Yesterday I found myself in the kitchen, doing a familiar routine in my still unfamiliar kitchen. Gathering the ingredients to make homemade rolls, I placed the flour, yeast, sugar, and oil on the counter. I moved the heavy KitchenAid mixer to a spot on the counter by the only plug available, unplugging the crockpot full of simmering chicken just long enough to knead the dough.
I felt so happy. It's one of those "chicken and the egg" questions; which comes first, the baking or the happiness? Do I bake when I'm happy? Or is it that when I'm happy, I feel like baking?
It had been a beautiful morning, starting the day with writing, as usual, and then pushing myself out the door to walk along the bike trail, soaking up the sunshine. I found myself smiling, and waving at the farmers in trucks, and families in cars as they drove past me. The songs of the Meadowlarks, and the coos of the Mourning doves filled the air. The irrigation water rushed through the culverts on its way to the greening pastures.
When I arrived back at the house, I set myself to baking my Whole Wheat Rolls. Once I'd added all of the dry ingredients to the wet ingredients in the KitchenAid, I set the timer for five minutes, to allow the mixer to do the work of kneading. My wrists would thank me later.
Within two minutes, the kitchen was overcome with fumes, but not the yummy fragrance I've come to expect from making bread. After four minutes of listening to the grinding protests of the mixer, I turned the KitchenAid off, and noticed smoke spiraling out of the gear box. Not again.
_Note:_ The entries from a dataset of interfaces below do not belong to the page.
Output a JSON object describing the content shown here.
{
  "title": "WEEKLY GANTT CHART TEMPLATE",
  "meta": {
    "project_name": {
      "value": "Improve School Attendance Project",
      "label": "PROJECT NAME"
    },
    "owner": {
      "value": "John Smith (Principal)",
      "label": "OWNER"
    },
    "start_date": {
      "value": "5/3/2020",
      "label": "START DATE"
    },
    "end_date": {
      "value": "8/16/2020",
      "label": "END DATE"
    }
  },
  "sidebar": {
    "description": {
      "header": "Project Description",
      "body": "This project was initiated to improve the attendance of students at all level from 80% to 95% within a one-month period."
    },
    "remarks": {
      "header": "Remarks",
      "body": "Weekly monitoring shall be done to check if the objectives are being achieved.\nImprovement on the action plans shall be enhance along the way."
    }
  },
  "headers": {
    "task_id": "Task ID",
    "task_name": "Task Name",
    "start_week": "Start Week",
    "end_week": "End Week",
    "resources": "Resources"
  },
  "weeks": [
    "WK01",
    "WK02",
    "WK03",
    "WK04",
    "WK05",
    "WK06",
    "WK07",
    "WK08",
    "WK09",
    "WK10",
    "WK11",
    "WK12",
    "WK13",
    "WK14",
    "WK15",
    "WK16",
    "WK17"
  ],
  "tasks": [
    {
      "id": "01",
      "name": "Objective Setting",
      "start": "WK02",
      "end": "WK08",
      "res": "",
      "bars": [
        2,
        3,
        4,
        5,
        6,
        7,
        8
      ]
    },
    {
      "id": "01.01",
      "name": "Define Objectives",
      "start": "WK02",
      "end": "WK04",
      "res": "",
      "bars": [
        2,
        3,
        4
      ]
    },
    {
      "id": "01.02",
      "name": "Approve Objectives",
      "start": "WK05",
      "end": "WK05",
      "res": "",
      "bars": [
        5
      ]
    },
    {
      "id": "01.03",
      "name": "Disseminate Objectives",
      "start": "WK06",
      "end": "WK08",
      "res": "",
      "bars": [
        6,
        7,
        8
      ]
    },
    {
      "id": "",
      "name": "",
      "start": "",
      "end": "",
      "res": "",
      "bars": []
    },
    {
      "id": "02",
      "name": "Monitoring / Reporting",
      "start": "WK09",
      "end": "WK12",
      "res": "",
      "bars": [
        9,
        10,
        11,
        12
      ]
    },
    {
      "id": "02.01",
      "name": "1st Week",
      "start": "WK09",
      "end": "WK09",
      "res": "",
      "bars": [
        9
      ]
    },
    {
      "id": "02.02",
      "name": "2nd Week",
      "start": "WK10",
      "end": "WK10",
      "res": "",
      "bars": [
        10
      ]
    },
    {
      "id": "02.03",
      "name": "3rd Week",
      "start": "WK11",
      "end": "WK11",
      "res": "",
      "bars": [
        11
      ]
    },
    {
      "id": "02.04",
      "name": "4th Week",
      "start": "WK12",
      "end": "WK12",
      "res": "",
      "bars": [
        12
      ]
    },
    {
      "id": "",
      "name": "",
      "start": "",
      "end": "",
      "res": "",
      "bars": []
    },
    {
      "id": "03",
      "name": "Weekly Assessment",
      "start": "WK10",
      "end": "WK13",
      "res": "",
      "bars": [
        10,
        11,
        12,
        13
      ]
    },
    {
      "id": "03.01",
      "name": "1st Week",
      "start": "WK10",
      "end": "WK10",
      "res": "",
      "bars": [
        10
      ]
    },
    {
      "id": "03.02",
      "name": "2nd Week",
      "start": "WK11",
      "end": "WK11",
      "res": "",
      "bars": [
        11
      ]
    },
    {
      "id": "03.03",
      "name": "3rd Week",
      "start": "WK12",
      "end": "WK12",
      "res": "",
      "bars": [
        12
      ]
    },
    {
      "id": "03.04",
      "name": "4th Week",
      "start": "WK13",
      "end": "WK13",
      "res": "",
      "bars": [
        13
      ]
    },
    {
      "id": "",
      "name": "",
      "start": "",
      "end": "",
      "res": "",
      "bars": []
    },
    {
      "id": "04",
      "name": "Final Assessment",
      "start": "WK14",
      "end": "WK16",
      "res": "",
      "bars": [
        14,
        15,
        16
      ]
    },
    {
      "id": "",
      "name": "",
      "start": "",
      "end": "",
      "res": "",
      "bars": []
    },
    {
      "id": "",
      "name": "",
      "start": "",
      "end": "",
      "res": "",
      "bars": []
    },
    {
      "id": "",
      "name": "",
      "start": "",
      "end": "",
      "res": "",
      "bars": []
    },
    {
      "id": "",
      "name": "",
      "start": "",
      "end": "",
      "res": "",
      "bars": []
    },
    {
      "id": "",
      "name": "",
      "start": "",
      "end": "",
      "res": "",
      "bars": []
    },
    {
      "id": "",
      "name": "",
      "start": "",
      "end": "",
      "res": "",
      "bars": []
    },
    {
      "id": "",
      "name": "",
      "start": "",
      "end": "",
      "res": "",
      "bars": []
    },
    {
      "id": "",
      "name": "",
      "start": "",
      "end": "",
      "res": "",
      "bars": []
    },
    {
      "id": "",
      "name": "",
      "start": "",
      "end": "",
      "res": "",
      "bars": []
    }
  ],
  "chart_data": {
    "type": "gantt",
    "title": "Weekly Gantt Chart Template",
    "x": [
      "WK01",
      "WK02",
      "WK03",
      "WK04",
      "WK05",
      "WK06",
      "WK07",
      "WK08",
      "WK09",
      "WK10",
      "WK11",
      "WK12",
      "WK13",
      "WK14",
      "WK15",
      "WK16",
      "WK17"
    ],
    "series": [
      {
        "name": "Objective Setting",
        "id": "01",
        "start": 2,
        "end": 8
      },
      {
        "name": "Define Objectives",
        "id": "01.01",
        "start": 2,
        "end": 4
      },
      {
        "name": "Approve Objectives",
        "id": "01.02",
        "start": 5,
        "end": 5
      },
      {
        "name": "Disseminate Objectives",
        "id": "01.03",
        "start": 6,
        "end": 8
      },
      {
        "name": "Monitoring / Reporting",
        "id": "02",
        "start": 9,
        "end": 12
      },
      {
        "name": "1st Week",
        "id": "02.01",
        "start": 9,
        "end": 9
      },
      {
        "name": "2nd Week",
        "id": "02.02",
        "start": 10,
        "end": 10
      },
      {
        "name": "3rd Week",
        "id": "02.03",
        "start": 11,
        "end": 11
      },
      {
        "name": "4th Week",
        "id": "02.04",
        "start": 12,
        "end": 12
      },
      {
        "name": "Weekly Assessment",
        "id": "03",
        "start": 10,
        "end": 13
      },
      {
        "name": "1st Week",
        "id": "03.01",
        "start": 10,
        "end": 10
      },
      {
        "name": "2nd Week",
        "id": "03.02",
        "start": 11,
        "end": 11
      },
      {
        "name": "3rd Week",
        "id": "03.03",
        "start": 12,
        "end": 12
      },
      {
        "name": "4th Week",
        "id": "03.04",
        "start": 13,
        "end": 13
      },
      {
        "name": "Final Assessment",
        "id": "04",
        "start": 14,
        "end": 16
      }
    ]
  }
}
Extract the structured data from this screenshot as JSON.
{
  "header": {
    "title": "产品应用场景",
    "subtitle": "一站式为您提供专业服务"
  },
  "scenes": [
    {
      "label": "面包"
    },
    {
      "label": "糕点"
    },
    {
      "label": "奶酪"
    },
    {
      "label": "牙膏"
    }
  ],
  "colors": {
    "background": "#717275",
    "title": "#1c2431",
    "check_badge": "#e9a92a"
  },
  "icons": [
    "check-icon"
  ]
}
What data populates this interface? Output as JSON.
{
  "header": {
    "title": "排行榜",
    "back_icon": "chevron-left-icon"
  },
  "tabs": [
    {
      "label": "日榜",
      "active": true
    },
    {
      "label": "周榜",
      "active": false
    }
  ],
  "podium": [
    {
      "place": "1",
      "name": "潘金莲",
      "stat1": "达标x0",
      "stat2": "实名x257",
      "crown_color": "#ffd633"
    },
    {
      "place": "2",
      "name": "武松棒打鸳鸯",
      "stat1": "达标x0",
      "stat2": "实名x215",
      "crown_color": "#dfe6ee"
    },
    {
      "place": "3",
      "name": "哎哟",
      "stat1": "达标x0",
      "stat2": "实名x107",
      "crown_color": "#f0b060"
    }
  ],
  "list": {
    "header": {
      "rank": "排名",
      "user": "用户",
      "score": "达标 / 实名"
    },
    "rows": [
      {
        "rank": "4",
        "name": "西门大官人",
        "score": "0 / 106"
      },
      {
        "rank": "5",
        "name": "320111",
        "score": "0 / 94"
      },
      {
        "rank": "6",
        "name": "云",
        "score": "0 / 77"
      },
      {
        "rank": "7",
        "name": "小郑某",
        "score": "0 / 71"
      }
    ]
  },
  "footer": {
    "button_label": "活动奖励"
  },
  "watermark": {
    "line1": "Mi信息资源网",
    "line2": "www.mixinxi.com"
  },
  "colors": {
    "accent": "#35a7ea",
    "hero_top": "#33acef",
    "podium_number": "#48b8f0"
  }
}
I am learning the KitchenAid is no match for my bread recipes. I even cut this batch in HALF, after burning up my first mixer a couple of Christmases ago with my 14 cup recipe. Come on, KitchenAid, a "professional mixer" should easily knead seven cups of flour.
After airing out the kitchen with an open window, the yeasty smell of rising dough replaced the acrid, smokey smell of the resting KitchenAid. Within an hour, my hands were pulling off hunks of dough, shaping them into balls, and dipping them into melted butter. While the oven preheated, I let the formed rolls rise one more time.
My little house was filled with the smell of baking bread, and simmering chicken. Whenever I bake or cook, I know that I will "feel the love." Kitchen smells, the good ones, anyway, always take me back home, to when I was a young girl, and Mom filled our house with the aroma of simmering onions, and homemade loaves of bread.
I'm still not sure if I was baking because I felt so happy yesterday, or if the baking made me feel extra-happy, but I've about decided that whether I'm having a good day or not, I can't go wrong with adding some baking to my agenda. It will make a bad day good, and a good day even better. A recipe for happiness should include a big old batch of homemade rolls.